→ **EXERCISE AIM**
The whole listing, repeated exactly, is what this task asks for.

→ **DATA**
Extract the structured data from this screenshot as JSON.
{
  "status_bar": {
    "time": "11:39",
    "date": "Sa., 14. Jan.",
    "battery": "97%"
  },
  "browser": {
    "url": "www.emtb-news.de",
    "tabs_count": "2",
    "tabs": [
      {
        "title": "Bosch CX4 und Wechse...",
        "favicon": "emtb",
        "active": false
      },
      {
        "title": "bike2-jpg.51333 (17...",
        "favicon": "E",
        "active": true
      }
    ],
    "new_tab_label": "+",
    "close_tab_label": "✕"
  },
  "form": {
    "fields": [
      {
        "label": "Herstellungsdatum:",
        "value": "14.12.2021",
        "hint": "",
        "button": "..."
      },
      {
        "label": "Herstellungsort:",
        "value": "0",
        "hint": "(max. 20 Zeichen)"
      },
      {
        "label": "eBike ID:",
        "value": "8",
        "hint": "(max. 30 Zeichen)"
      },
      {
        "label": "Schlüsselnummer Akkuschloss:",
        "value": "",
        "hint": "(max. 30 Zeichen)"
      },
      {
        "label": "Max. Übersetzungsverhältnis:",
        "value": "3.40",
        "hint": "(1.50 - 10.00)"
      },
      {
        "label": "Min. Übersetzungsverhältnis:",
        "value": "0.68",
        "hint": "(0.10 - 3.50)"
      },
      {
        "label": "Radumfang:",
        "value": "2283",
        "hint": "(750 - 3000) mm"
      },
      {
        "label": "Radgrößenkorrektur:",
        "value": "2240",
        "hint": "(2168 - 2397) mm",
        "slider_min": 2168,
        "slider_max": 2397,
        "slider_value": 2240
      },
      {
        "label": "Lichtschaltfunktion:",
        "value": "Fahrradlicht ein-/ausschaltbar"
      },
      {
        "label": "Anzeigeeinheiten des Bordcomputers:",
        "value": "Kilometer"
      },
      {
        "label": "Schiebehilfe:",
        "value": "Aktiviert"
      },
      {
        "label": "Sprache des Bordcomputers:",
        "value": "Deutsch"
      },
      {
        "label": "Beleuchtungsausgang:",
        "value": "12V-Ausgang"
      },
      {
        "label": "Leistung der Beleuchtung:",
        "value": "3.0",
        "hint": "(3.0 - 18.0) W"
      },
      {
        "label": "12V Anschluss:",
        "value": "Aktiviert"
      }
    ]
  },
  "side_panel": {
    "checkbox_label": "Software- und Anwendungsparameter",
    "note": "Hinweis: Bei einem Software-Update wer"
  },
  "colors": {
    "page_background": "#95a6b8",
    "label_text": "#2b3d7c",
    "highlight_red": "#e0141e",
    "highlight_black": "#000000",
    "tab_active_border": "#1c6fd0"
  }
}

→ **OUTPUT FOR THIS EXERCISE**
Extract the structured data from this screenshot as JSON.
{
  "status_bar": {
    "time": "11:39",
    "date": "Sa., 14. Jan.",
    "battery": "97%"
  },
  "browser": {
    "url": "www.emtb-news.de",
    "tabs_count": "2",
    "tabs": [
      {
        "title": "Bosch CX4 und Wechse...",
        "favicon": "emtb",
        "active": false
      },
      {
        "title": "bike2-jpg.51333 (17...",
        "favicon": "E",
        "active": true
      }
    ],
    "new_tab_label": "+",
    "close_tab_label": "✕"
  },
  "form": {
    "fields": [
      {
        "label": "Herstellungsdatum:",
        "value": "14.12.2021",
        "hint": "",
        "button": "..."
      },
      {
        "label": "Herstellungsort:",
        "value": "0",
        "hint": "(max. 20 Zeichen)"
      },
      {
        "label": "eBike ID:",
        "value": "8",
        "hint": "(max. 30 Zeichen)"
      },
      {
        "label": "Schlüsselnummer Akkuschloss:",
        "value": "",
        "hint": "(max. 30 Zeichen)"
      },
      {
        "label": "Max. Übersetzungsverhältnis:",
        "value": "3.40",
        "hint": "(1.50 - 10.00)"
      },
      {
        "label": "Min. Übersetzungsverhältnis:",
        "value": "0.68",
        "hint": "(0.10 - 3.50)"
      },
      {
        "label": "Radumfang:",
        "value": "2283",
        "hint": "(750 - 3000) mm"
      },
      {
        "label": "Radgrößenkorrektur:",
        "value": "2240",
        "hint": "(2168 - 2397) mm",
        "slider_min": 2168,
        "slider_max": 2397,
        "slider_value": 2240
      },
      {
        "label": "Lichtschaltfunktion:",
        "value": "Fahrradlicht ein-/ausschaltbar"
      },
      {
        "label": "Anzeigeeinheiten des Bordcomputers:",
        "value": "Kilometer"
      },
      {
        "label": "Schiebehilfe:",
        "value": "Aktiviert"
      },
      {
        "label": "Sprache des Bordcomputers:",
        "value": "Deutsch"
      },
      {
        "label": "Beleuchtungsausgang:",
        "value": "12V-Ausgang"
      },
      {
        "label": "Leistung der Beleuchtung:",
        "value": "3.0",
        "hint": "(3.0 - 18.0) W"
      },
      {
        "label": "12V Anschluss:",
        "value": "Aktiviert"
      }
    ]
  },
  "side_panel": {
    "checkbox_label": "Software- und Anwendungsparameter",
    "note": "Hinweis: Bei einem Software-Update wer"
  },
  "colors": {
    "page_background": "#95a6b8",
    "label_text": "#2b3d7c",
    "highlight_red": "#e0141e",
    "highlight_black": "#000000",
    "tab_active_border": "#1c6fd0"
  }
}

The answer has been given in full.